HOW TO COMPLETE THIS TASK:
Show only those lines of the entries where the string "Default" is found.

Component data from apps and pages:
[Start of section]
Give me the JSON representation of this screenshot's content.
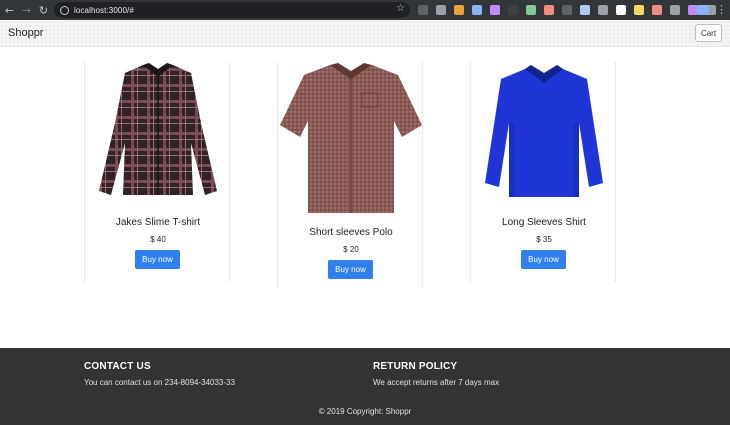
{
  "browser": {
    "url": "localhost:3000/#",
    "extension_colors": [
      "#5f6368",
      "#9aa0a6",
      "#e8a33b",
      "#8ab4f8",
      "#c58af9",
      "#3c4043",
      "#81c995",
      "#f28b82",
      "#5f6368",
      "#aecbfa",
      "#9aa0a6",
      "#ffffff",
      "#fdd663",
      "#f28b82",
      "#9aa0a6",
      "#c58af9",
      "#9aa0a6"
    ]
  },
  "header": {
    "brand": "Shoppr",
    "cart_label": "Cart"
  },
  "products": [
    {
      "name": "Jakes Slime T-shirt",
      "price": "$ 40",
      "buy_label": "Buy now",
      "icon": "plaid-shirt-icon",
      "color": "#3b2a2e"
    },
    {
      "name": "Short sleeves Polo",
      "price": "$ 20",
      "buy_label": "Buy now",
      "icon": "short-sleeve-shirt-icon",
      "color": "#8a5a55"
    },
    {
      "name": "Long Sleeves Shirt",
      "price": "$ 35",
      "buy_label": "Buy now",
      "icon": "long-sleeve-polo-icon",
      "color": "#1f35d6"
    }
  ],
  "footer": {
    "contact_title": "CONTACT US",
    "contact_text": "You can contact us on 234-8094-34033-33",
    "return_title": "RETURN POLICY",
    "return_text": "We accept returns after 7 days max",
    "copyright": "© 2019 Copyright: Shoppr"
  },
  "colors": {
    "accent": "#2f80ed",
    "footer_bg": "#333333"
  }
}
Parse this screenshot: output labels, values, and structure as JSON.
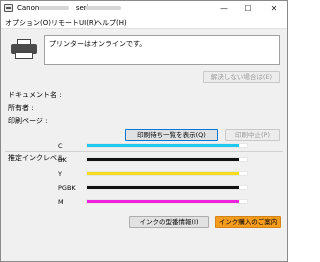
{
  "window": {
    "title": "Canon",
    "title_suffix": "series -",
    "minimize_symbol": "—",
    "maximize_symbol": "☐",
    "close_symbol": "✕"
  },
  "menu": {
    "items": [
      "オプション(O)",
      "リモートUI(R)",
      "ヘルプ(H)"
    ]
  },
  "status": {
    "message": "プリンターはオンラインです。"
  },
  "buttons": {
    "unresolved": "解決しない場合は(E)",
    "show_queue": "印刷待ち一覧を表示(Q)",
    "cancel_print": "印刷中止(P)",
    "ink_model": "インクの型番情報(I)",
    "ink_purchase": "インク購入のご案内"
  },
  "info": {
    "document_label": "ドキュメント名 :",
    "owner_label": "所有者 :",
    "pages_label": "印刷ページ :"
  },
  "ink": {
    "section_title": "推定インクレベル",
    "levels": [
      {
        "name": "C",
        "level": 0.95,
        "color": "#1fc8f0"
      },
      {
        "name": "BK",
        "level": 0.95,
        "color": "#111111"
      },
      {
        "name": "Y",
        "level": 0.95,
        "color": "#f5dc1c"
      },
      {
        "name": "PGBK",
        "level": 0.95,
        "color": "#111111"
      },
      {
        "name": "M",
        "level": 0.95,
        "color": "#ee22dd"
      }
    ]
  }
}
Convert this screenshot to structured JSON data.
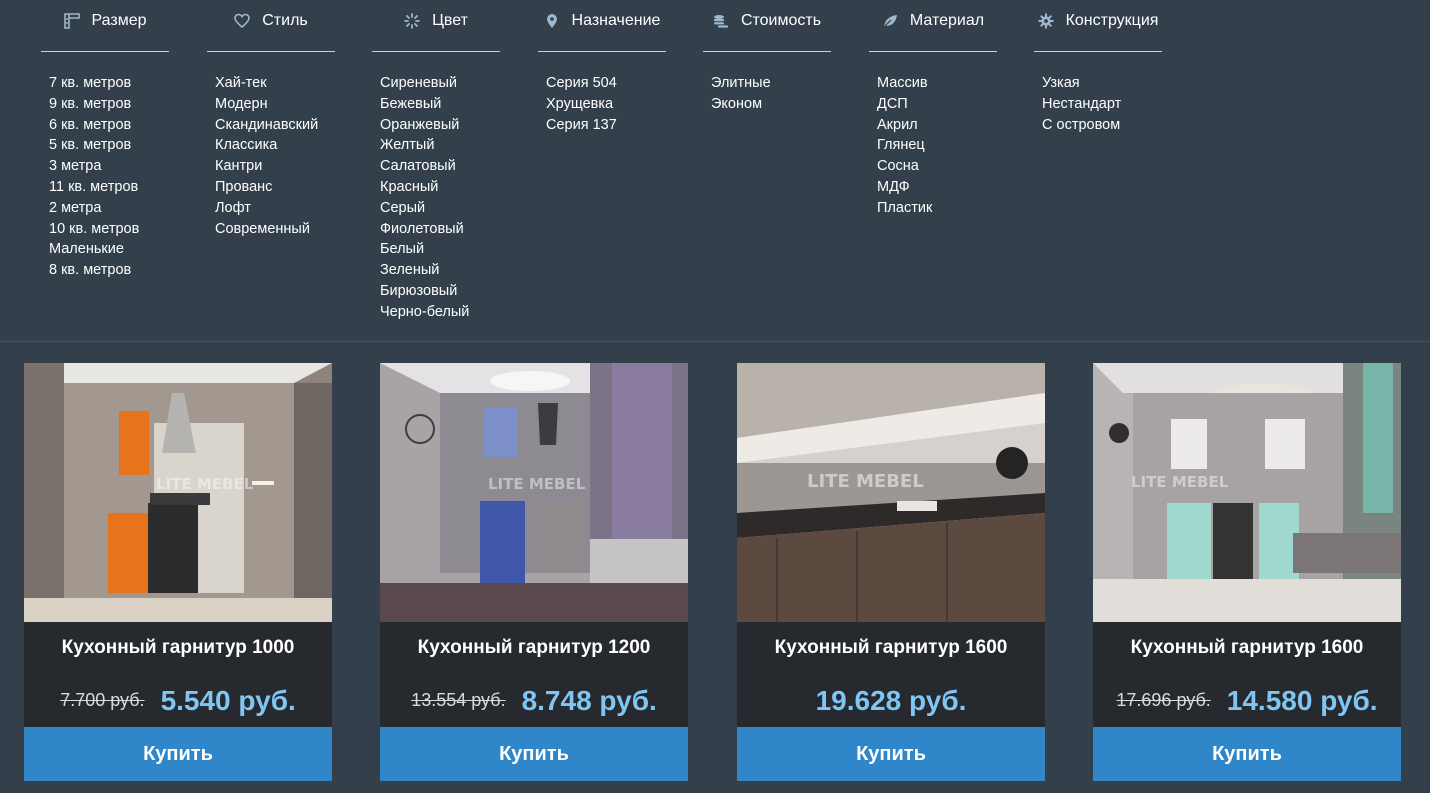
{
  "filters": [
    {
      "icon": "ruler-icon",
      "title": "Размер",
      "items": [
        "7 кв. метров",
        "9 кв. метров",
        "6 кв. метров",
        "5 кв. метров",
        "3 метра",
        "11 кв. метров",
        "2 метра",
        "10 кв. метров",
        "Маленькие",
        "8 кв. метров"
      ]
    },
    {
      "icon": "heart-icon",
      "title": "Стиль",
      "items": [
        "Хай-тек",
        "Модерн",
        "Скандинавский",
        "Классика",
        "Кантри",
        "Прованс",
        "Лофт",
        "Современный"
      ]
    },
    {
      "icon": "spinner-icon",
      "title": "Цвет",
      "items": [
        "Сиреневый",
        "Бежевый",
        "Оранжевый",
        "Желтый",
        "Салатовый",
        "Красный",
        "Серый",
        "Фиолетовый",
        "Белый",
        "Зеленый",
        "Бирюзовый",
        "Черно-белый"
      ]
    },
    {
      "icon": "map-marker-icon",
      "title": "Назначение",
      "items": [
        "Серия 504",
        "Хрущевка",
        "Серия 137"
      ]
    },
    {
      "icon": "coins-icon",
      "title": "Стоимость",
      "items": [
        "Элитные",
        "Эконом"
      ]
    },
    {
      "icon": "leaf-icon",
      "title": "Материал",
      "items": [
        "Массив",
        "ДСП",
        "Акрил",
        "Глянец",
        "Сосна",
        "МДФ",
        "Пластик"
      ]
    },
    {
      "icon": "gear-icon",
      "title": "Конструкция",
      "items": [
        "Узкая",
        "Нестандарт",
        "С островом"
      ]
    }
  ],
  "products": [
    {
      "title": "Кухонный гарнитур 1000",
      "old_price": "7.700 руб.",
      "price": "5.540 руб.",
      "buy_label": "Купить",
      "watermark": "LITE MEBEL"
    },
    {
      "title": "Кухонный гарнитур 1200",
      "old_price": "13.554 руб.",
      "price": "8.748 руб.",
      "buy_label": "Купить",
      "watermark": "LITE MEBEL"
    },
    {
      "title": "Кухонный гарнитур 1600",
      "old_price": "",
      "price": "19.628 руб.",
      "buy_label": "Купить",
      "watermark": "LITE MEBEL"
    },
    {
      "title": "Кухонный гарнитур 1600",
      "old_price": "17.696 руб.",
      "price": "14.580 руб.",
      "buy_label": "Купить",
      "watermark": "LITE MEBEL"
    }
  ],
  "colors": {
    "background": "#333f4a",
    "card": "#26292d",
    "price": "#7fc6f3",
    "buy_button": "#2f86c8"
  }
}
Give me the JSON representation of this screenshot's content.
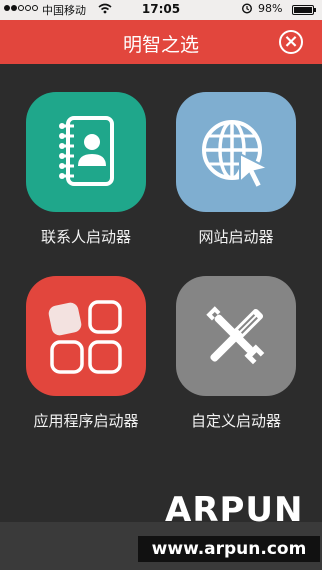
{
  "status_bar": {
    "signal_full": 2,
    "signal_empty": 3,
    "carrier": "中国移动",
    "wifi_icon": "wifi-icon",
    "time": "17:05",
    "alarm_icon": "alarm-icon",
    "battery_percent": "98%",
    "battery_level": 0.98
  },
  "header": {
    "title": "明智之选",
    "close_icon": "close-icon",
    "color": "#e2463d"
  },
  "launchers": [
    {
      "label": "联系人启动器",
      "icon": "contacts-book-icon",
      "color": "#1fa78b"
    },
    {
      "label": "网站启动器",
      "icon": "globe-cursor-icon",
      "color": "#7faed0"
    },
    {
      "label": "应用程序启动器",
      "icon": "app-grid-icon",
      "color": "#e2463d"
    },
    {
      "label": "自定义启动器",
      "icon": "tools-icon",
      "color": "#858585"
    }
  ],
  "watermark": {
    "logo": "ARPUN",
    "url": "www.arpun.com"
  }
}
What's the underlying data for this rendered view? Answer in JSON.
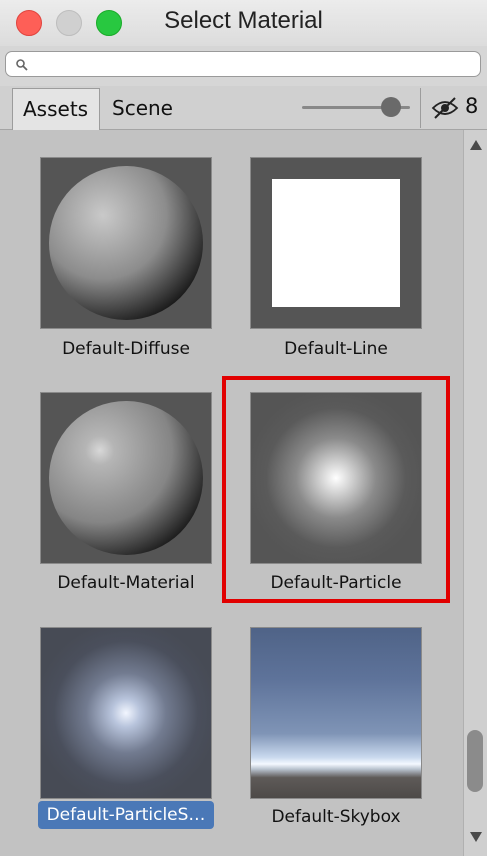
{
  "window": {
    "title": "Select Material"
  },
  "search": {
    "value": "",
    "placeholder": ""
  },
  "tabs": [
    {
      "label": "Assets"
    },
    {
      "label": "Scene"
    }
  ],
  "zoom_slider": {
    "value": 0.85
  },
  "hidden_count": "8",
  "materials": [
    {
      "label": "Default-Diffuse",
      "preview": "sphere-diffuse"
    },
    {
      "label": "Default-Line",
      "preview": "white-square"
    },
    {
      "label": "Default-Material",
      "preview": "sphere-specular"
    },
    {
      "label": "Default-Particle",
      "preview": "soft-glow",
      "highlighted": true
    },
    {
      "label": "Default-ParticleS…",
      "preview": "soft-glow-blue",
      "selected": true
    },
    {
      "label": "Default-Skybox",
      "preview": "skybox"
    }
  ],
  "colors": {
    "highlight": "#e10000",
    "selection": "#4a78b7"
  }
}
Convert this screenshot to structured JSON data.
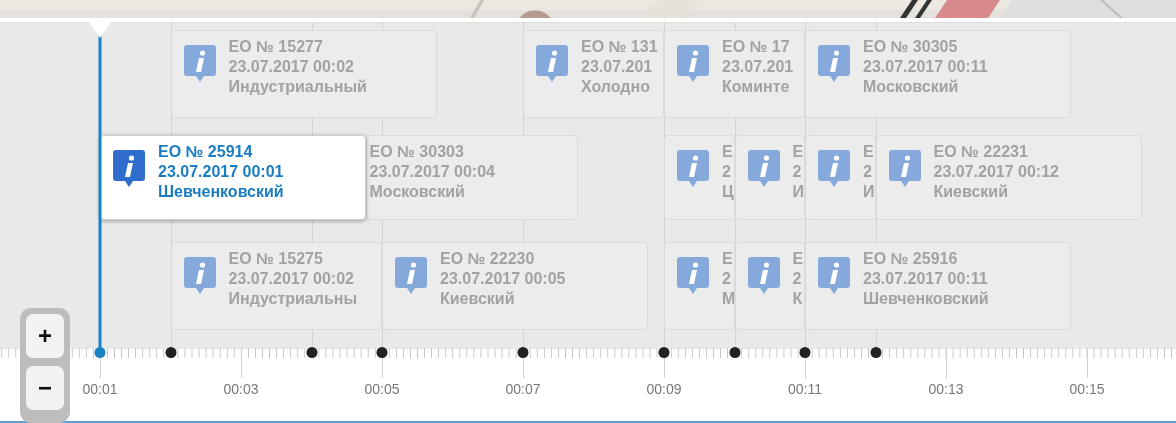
{
  "zoom": {
    "in": "+",
    "out": "−"
  },
  "axis_labels": [
    "00:01",
    "00:03",
    "00:05",
    "00:07",
    "00:09",
    "00:11",
    "00:13",
    "00:15"
  ],
  "timeline": [
    {
      "kind": "event",
      "selected": true,
      "middle": {
        "number": "ЕО № 25914",
        "timestamp": "23.07.2017 00:01",
        "district": "Шевченковский"
      }
    },
    {
      "kind": "event",
      "selected": false,
      "top": {
        "number": "ЕО № 15277",
        "timestamp": "23.07.2017 00:02",
        "district": "Индустриальный"
      },
      "bottom": {
        "number": "ЕО № 15275",
        "timestamp": "23.07.2017 00:02",
        "district": "Индустриальны"
      }
    },
    {
      "kind": "empty"
    },
    {
      "kind": "event",
      "selected": false,
      "middle": {
        "number": "ЕО № 30303",
        "timestamp": "23.07.2017 00:04",
        "district": "Московский"
      }
    },
    {
      "kind": "event",
      "selected": false,
      "bottom": {
        "number": "ЕО № 22230",
        "timestamp": "23.07.2017 00:05",
        "district": "Киевский"
      }
    },
    {
      "kind": "empty"
    },
    {
      "kind": "event",
      "selected": false,
      "top": {
        "number": "ЕО № 131",
        "timestamp": "23.07.201",
        "district": "Холодно"
      }
    },
    {
      "kind": "empty"
    },
    {
      "kind": "event",
      "selected": false,
      "top": {
        "number": "ЕО № 17",
        "timestamp": "23.07.201",
        "district": "Коминте"
      },
      "middle": {
        "number": "Е",
        "timestamp": "2",
        "district": "Ц"
      },
      "bottom": {
        "number": "Е",
        "timestamp": "2",
        "district": "М"
      }
    },
    {
      "kind": "event",
      "selected": false,
      "middle": {
        "number": "Е",
        "timestamp": "2",
        "district": "И"
      },
      "bottom": {
        "number": "Е",
        "timestamp": "2",
        "district": "К"
      }
    },
    {
      "kind": "event",
      "selected": false,
      "top": {
        "number": "ЕО № 30305",
        "timestamp": "23.07.2017 00:11",
        "district": "Московский"
      },
      "middle": {
        "number": "Е",
        "timestamp": "2",
        "district": "И"
      },
      "bottom": {
        "number": "ЕО № 25916",
        "timestamp": "23.07.2017 00:11",
        "district": "Шевченковский"
      }
    },
    {
      "kind": "event",
      "selected": false,
      "middle": {
        "number": "ЕО № 22231",
        "timestamp": "23.07.2017 00:12",
        "district": "Киевский"
      }
    }
  ]
}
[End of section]
EXERCISE SOLUTION:
      "label": "Default-Diffuse",
      "label": "Default-Line",
      "label": "Default-Material",
      "label": "Default-Particle",
      "label": "Default-ParticleS…",
      "label": "Default-Skybox",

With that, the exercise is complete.